When a project has a design phase which results with a design file with style guide, component, modules, pages, etc. we usually have all the information about color, typography, horizontal grids, and media query variables, but those are just a few of many variables that can repeat throughout the website. What about horizontal and vertical spacing (vertical rhythm), or borders, or shadows, container widths, image aspect ratios, z-indices, etc.

The more variables are defined in the design phase and the more design is constrained within those variables, the less we rely on magic numbers since we can see the connection between all design elements. For example, Defining a rhythm unit can add a better context of vertical spacing. Now if we see that header is at 96px height, and if we know that our base line height is 32px, we can see that all elements in header container follow the rules of vertical rhythm. This allows us to establish a better connection between a style guide variable (rhythm unit) and a complex module (header).

Discipline makes strong developers

For better or worse, nothing stops us from using Magic numbers in CSS. The code will work the same if we write a value or a variable that contains the value. No linter or preprocessor will throw an error. It's up to a developer to learn the best practices, go beyond the call of duty and make quality long-term decisions. When starting a new project, outlining and defining CSS variables is very important. Quality, readability and maintainability of your code will depend on how well you define those variables: giving them a meaningful name, grouping the variables properly, defining a clear dependency between the variables, etc.

Let's demonstrate this with the following code. Please note that, in this example, I'm using PostCSS and modern CSS syntax. But this philosophy also applies to CSS Preprocessors like SASS and LESS.

:root {
    /* px definitions for easier calculations */
    /* These variables are only used for calculation, we ommit the px because calc cannot strip units */
    --typography__fontSize--px: 16;
    --typography__lineHeight--px: 27;

    --browser__fontSize--default: 16;

    /* Basic typography setup, establishing rhythm unit */
    /* These variables should be assigned to the CSS attributes */
    --typography__fontSize: calc(
        (var(--typography__fontSize--px) / var(--browser__fontSize--default)) * 1rem
    );
    --typography__lineHeight: calc(
        (var(--typography__lineHeight--px) / var(--typography__fontSize--px)) * 1rem
    );

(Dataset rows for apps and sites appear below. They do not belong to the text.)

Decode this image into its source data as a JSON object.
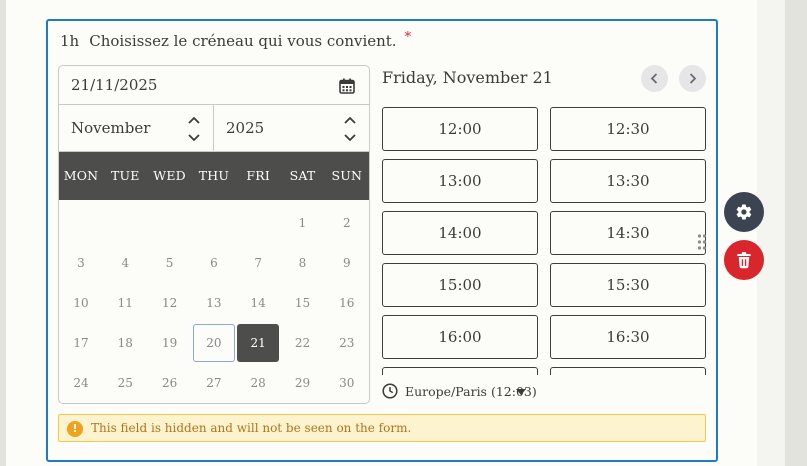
{
  "field": {
    "duration": "1h",
    "label": "Choisissez le créneau qui vous convient.",
    "required_mark": "*"
  },
  "calendar": {
    "date_value": "21/11/2025",
    "month_select": "November",
    "year_select": "2025",
    "weekdays": [
      "MON",
      "TUE",
      "WED",
      "THU",
      "FRI",
      "SAT",
      "SUN"
    ],
    "weeks": [
      [
        "",
        "",
        "",
        "",
        "",
        "1",
        "2"
      ],
      [
        "3",
        "4",
        "5",
        "6",
        "7",
        "8",
        "9"
      ],
      [
        "10",
        "11",
        "12",
        "13",
        "14",
        "15",
        "16"
      ],
      [
        "17",
        "18",
        "19",
        "20",
        "21",
        "22",
        "23"
      ],
      [
        "24",
        "25",
        "26",
        "27",
        "28",
        "29",
        "30"
      ]
    ],
    "today": "20",
    "selected": "21"
  },
  "slots_panel": {
    "day_heading": "Friday, November 21",
    "slots": [
      "12:00",
      "12:30",
      "13:00",
      "13:30",
      "14:00",
      "14:30",
      "15:00",
      "15:30",
      "16:00",
      "16:30",
      "",
      ""
    ],
    "timezone": "Europe/Paris (12:03)"
  },
  "notice": {
    "text": "This field is hidden and will not be seen on the form."
  },
  "actions": {
    "settings_icon": "gear-icon",
    "delete_icon": "trash-icon"
  },
  "colors": {
    "accent": "#1f7ac7",
    "header_dark": "#4d4d4b",
    "danger": "#d9262c",
    "settings_bg": "#3c4452",
    "warning": "#f0a21c"
  }
}
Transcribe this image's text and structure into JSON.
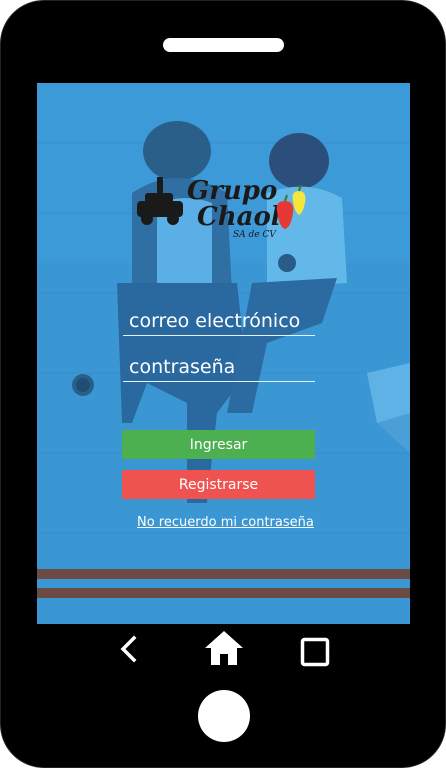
{
  "app": {
    "logo_text_line1": "Grupo",
    "logo_text_line2": "Chaol",
    "logo_subtitle": "SA de CV"
  },
  "login": {
    "email_placeholder": "correo electrónico",
    "password_placeholder": "contraseña",
    "login_button": "Ingresar",
    "register_button": "Registrarse",
    "forgot_link": "No recuerdo mi contraseña"
  },
  "colors": {
    "screen_overlay": "#3a97d4",
    "login_button": "#4caf50",
    "register_button": "#ef5350",
    "stripe": "#6b4b43"
  },
  "navbar": {
    "icons": [
      "back-icon",
      "home-icon",
      "recent-apps-icon"
    ]
  }
}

    /* Calculating vertical rhythm variables */
    /* Can be located in separate file if using Preprocessors or PostCSS import */
    --spacing__vertical--1: var(--typography__lineHeight);
    --spacing__vertical--2: calc(2 * var(--spacing__vertical--1));
    --spacing__vertical--3: calc(3 * var(--spacing__vertical--1));

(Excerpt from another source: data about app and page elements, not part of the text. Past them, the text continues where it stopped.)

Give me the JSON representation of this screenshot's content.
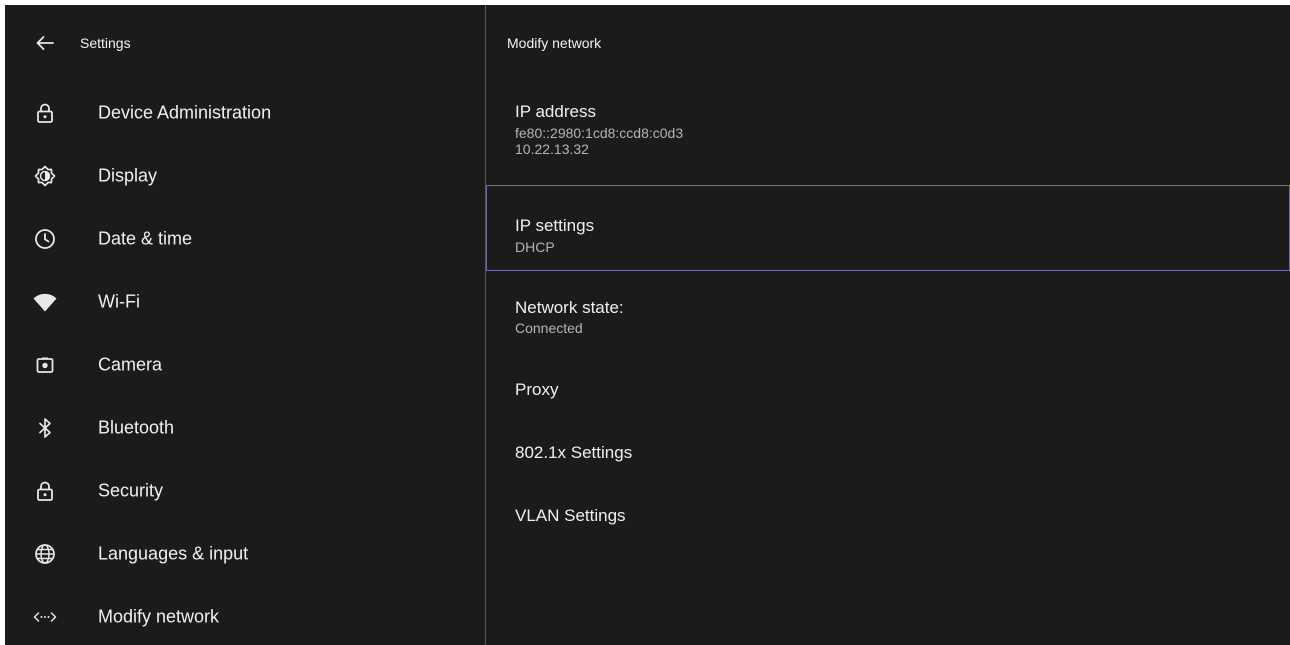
{
  "header": {
    "title": "Settings",
    "back_icon": "arrow-left-icon"
  },
  "sidebar": {
    "items": [
      {
        "label": "Device Administration",
        "icon": "lock-icon"
      },
      {
        "label": "Display",
        "icon": "brightness-icon"
      },
      {
        "label": "Date & time",
        "icon": "clock-icon"
      },
      {
        "label": "Wi-Fi",
        "icon": "wifi-icon"
      },
      {
        "label": "Camera",
        "icon": "camera-icon"
      },
      {
        "label": "Bluetooth",
        "icon": "bluetooth-icon"
      },
      {
        "label": "Security",
        "icon": "lock-icon"
      },
      {
        "label": "Languages & input",
        "icon": "globe-icon"
      },
      {
        "label": "Modify network",
        "icon": "network-icon"
      }
    ]
  },
  "detail": {
    "title": "Modify network",
    "ip_address": {
      "label": "IP address",
      "values": [
        "fe80::2980:1cd8:ccd8:c0d3",
        "10.22.13.32"
      ]
    },
    "ip_settings": {
      "label": "IP settings",
      "value": "DHCP"
    },
    "network_state": {
      "label": "Network state:",
      "value": "Connected"
    },
    "proxy": {
      "label": "Proxy"
    },
    "dot1x": {
      "label": "802.1x Settings"
    },
    "vlan": {
      "label": "VLAN Settings"
    }
  },
  "colors": {
    "background": "#1c1b1a",
    "divider": "#58585a",
    "text_primary": "#f0f0f0",
    "text_secondary": "#b5b5b5",
    "selection_outline": "#6e6a9e"
  }
}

    /* Defining custom variables for modules */
    /* Can be located in separate file if using Preprocessors or PostCSS import */
    --header__height: var(--spacing__vertical--3);
}

Notice how we used only two numbers and how the rest of the variables are linked to those two numbers. I've used my way of naming the variables, with the BEM-like structure group__attributeName--variation. The connection between the variables is clear: base rhythm unit is equal to the base line height which rem value is calculated using px values of font size and line height. Similarly, header has a fixed height which equals rhythm unit multiplier of 3, whih is calculated along with the rest rhythm unit multipliers (vertical spacings).

With variables being organized this way, we can easily add more complexity to our code and avoid repeating values or variables, and avoid using magic numbers alltogether. But...

Sometimes, using Magic Numbers is unavoidable

Due to the hacky nature of CSS and varying browser support, sometimes the only solution is to use Magic Numbers. Even in that case, Magic number should be saved and documented in a variable in the same file it's used. Magic number that apply to a single element should not be defined along the global variables. That way, any developer will understand the scope and role of the variable and may want to remove it in the future, if needed.

/* element.css */

:root {
    /* Browser-specific bug, expected to be fixed in the future */
    --element__spacing--magic: -1px;
}

.element {
    margin-top: var(--element__spacing--magic);
}